_EXERCISE DIRECTIONS_.
Every line of the entries that holds the word "priority" is to be copied.

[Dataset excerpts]
——————
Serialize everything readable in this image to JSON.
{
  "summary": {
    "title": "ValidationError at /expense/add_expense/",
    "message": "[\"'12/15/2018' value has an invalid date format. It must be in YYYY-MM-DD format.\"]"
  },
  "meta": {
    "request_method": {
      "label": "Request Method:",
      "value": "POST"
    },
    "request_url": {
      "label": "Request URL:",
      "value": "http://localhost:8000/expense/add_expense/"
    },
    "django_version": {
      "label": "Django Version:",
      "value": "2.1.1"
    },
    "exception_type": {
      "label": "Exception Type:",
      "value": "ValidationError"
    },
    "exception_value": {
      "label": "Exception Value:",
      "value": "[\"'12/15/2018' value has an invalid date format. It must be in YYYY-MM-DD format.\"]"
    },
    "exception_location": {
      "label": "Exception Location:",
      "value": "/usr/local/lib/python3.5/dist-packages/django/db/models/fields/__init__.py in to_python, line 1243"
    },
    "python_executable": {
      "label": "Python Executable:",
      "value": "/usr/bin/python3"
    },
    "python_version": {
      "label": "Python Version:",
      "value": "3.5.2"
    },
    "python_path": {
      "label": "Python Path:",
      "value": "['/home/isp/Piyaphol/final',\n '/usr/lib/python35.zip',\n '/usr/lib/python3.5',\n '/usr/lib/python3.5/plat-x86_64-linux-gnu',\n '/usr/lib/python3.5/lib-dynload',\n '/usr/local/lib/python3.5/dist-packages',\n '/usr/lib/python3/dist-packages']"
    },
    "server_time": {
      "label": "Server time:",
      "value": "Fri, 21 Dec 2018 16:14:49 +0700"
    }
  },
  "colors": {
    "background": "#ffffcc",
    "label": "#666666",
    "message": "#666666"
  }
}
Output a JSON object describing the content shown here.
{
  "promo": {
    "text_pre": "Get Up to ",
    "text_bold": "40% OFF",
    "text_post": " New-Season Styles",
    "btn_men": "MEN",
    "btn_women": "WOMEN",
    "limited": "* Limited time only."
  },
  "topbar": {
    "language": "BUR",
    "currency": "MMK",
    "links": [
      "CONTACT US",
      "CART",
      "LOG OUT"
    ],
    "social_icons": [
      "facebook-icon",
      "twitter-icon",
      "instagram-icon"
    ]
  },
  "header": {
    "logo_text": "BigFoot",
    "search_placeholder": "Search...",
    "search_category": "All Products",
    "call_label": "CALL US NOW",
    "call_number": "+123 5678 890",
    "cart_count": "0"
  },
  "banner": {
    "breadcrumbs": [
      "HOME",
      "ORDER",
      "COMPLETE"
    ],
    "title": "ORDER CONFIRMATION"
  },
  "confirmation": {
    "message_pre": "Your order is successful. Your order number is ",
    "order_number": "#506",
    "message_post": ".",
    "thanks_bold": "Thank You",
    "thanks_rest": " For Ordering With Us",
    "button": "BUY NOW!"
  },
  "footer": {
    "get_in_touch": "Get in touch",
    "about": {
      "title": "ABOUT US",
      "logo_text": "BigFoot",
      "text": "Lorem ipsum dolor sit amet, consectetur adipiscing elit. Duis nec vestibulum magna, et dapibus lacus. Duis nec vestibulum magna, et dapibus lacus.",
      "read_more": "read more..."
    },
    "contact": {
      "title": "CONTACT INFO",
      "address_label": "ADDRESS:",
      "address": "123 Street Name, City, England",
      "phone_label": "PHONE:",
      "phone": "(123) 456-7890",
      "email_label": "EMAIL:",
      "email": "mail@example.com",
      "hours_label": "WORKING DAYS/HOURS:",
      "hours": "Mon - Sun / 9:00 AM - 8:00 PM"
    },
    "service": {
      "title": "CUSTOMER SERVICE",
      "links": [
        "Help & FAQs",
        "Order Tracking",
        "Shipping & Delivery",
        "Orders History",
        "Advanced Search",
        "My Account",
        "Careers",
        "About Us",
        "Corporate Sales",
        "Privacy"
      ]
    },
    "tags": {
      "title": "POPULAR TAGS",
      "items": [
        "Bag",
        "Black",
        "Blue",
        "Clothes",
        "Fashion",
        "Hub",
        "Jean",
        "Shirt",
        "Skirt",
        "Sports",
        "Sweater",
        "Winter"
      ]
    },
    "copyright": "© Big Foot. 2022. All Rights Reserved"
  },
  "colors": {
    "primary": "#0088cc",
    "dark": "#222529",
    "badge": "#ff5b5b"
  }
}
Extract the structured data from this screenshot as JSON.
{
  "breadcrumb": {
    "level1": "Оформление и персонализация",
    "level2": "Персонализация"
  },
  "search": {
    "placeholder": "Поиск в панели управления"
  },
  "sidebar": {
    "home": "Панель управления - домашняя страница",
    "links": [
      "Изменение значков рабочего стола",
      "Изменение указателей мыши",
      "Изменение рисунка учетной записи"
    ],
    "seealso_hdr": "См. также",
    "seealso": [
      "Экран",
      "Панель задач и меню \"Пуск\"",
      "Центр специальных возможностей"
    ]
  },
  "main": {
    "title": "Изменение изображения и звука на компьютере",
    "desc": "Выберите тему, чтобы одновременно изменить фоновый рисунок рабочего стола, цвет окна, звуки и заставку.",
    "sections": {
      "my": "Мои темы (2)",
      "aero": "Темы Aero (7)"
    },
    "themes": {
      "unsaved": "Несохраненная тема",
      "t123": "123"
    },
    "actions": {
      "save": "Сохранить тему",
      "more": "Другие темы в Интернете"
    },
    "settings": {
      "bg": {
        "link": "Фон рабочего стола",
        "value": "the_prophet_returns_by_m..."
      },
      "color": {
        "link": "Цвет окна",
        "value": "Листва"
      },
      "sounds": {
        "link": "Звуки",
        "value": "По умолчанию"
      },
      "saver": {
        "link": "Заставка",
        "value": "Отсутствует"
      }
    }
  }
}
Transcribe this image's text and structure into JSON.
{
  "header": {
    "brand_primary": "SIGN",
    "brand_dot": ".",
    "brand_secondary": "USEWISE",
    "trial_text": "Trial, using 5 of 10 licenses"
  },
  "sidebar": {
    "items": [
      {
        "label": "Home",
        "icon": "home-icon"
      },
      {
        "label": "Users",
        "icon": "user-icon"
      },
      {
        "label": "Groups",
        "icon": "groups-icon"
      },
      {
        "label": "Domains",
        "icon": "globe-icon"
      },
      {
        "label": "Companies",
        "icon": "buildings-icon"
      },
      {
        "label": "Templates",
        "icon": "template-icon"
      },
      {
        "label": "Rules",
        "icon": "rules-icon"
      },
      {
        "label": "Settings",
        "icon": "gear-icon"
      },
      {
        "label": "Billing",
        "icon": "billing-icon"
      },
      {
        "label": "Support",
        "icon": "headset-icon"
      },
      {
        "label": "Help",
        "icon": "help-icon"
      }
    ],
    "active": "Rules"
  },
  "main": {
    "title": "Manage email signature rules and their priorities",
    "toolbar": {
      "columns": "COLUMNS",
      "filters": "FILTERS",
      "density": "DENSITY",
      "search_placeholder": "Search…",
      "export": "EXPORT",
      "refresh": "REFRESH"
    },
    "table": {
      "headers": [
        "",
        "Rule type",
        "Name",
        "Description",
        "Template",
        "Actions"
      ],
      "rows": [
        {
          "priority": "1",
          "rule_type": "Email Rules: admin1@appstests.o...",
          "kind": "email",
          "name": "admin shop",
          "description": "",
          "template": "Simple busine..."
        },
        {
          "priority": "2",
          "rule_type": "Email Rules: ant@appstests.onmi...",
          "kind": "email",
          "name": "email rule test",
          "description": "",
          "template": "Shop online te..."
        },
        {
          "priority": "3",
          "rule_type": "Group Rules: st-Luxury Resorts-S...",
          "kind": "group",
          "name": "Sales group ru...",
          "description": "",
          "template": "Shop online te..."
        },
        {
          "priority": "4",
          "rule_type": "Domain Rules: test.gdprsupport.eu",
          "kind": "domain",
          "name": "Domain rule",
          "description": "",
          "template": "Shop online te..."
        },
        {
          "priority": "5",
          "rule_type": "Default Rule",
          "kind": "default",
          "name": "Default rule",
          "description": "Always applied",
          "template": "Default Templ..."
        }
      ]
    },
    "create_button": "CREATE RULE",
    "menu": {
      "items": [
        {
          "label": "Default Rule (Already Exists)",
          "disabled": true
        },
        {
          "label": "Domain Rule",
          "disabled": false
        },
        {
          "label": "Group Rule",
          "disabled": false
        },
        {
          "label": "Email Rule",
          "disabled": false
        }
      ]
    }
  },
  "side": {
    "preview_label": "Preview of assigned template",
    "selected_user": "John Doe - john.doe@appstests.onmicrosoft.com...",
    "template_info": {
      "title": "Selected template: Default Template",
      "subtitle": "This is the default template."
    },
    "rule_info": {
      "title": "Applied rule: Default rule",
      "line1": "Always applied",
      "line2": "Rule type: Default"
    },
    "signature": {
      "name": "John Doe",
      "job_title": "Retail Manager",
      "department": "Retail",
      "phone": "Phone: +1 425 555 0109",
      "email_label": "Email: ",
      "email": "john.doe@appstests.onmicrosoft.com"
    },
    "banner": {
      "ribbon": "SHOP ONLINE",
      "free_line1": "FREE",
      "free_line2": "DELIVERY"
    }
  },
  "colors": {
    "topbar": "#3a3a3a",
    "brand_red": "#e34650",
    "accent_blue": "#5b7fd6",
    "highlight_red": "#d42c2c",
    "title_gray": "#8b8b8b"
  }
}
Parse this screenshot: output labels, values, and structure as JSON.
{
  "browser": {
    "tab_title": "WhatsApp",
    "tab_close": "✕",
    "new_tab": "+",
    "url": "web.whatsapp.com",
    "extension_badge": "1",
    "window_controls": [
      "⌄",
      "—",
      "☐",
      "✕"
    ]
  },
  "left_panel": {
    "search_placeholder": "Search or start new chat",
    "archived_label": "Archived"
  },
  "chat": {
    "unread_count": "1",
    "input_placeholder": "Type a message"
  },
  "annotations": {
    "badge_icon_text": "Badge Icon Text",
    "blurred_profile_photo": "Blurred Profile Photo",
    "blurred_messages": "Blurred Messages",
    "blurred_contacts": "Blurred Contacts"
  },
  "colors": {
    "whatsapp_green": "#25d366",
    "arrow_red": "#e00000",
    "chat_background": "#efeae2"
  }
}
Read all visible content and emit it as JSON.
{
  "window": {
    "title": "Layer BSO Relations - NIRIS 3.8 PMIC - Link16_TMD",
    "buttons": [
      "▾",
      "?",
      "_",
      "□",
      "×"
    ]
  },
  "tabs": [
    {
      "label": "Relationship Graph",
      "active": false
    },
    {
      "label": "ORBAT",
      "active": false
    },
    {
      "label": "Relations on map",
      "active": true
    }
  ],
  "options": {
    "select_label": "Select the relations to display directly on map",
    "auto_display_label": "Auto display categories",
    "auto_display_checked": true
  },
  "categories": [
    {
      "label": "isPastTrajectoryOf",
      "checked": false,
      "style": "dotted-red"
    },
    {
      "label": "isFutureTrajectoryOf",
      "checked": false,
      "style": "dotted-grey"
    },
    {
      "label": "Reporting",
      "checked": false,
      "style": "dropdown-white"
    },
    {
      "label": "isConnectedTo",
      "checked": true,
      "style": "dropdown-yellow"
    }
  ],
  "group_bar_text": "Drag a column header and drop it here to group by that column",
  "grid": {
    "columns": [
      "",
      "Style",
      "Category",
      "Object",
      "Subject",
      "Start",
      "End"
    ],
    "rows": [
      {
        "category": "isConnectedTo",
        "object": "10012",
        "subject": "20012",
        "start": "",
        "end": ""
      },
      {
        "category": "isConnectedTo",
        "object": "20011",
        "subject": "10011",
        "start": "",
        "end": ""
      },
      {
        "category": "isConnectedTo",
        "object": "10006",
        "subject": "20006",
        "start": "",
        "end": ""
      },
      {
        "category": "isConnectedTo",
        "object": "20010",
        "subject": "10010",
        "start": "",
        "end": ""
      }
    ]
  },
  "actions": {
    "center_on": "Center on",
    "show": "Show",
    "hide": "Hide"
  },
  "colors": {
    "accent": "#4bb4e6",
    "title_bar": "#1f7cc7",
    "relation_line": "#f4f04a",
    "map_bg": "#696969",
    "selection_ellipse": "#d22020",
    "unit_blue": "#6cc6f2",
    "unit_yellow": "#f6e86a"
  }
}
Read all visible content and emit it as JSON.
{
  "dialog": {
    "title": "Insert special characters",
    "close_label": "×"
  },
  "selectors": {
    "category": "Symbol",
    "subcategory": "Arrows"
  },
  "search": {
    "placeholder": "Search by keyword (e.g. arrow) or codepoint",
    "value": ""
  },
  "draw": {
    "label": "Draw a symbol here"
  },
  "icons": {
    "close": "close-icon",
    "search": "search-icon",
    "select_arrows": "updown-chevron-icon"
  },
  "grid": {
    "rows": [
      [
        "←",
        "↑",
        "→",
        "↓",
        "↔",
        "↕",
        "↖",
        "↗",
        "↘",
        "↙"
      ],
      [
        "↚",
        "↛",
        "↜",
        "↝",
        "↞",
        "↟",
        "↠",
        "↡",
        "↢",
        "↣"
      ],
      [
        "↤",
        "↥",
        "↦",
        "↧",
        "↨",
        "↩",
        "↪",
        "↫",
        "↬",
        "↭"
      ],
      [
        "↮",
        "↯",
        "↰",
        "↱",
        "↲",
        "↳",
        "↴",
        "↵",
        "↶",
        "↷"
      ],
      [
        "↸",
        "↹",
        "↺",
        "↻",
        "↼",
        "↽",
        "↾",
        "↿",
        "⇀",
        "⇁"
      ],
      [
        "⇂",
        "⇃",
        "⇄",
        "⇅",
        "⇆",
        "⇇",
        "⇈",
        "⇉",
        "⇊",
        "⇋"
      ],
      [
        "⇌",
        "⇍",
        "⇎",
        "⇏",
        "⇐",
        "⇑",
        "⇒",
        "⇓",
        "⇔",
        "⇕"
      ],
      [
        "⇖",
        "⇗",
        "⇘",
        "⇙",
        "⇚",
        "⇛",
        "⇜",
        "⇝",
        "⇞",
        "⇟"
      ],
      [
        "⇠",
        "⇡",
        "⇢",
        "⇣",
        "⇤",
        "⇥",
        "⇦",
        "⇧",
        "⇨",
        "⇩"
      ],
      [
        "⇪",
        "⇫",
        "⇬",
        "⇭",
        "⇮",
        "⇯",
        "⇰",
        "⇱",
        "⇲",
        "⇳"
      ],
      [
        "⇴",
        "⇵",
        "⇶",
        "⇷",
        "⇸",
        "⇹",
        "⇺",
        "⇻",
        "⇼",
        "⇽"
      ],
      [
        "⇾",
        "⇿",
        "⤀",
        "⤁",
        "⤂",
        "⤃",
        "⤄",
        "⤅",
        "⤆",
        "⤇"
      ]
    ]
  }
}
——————
_ANSWER FOR THE TASK_.
          "priority": "1",
          "priority": "2",
          "priority": "3",
          "priority": "4",
          "priority": "5",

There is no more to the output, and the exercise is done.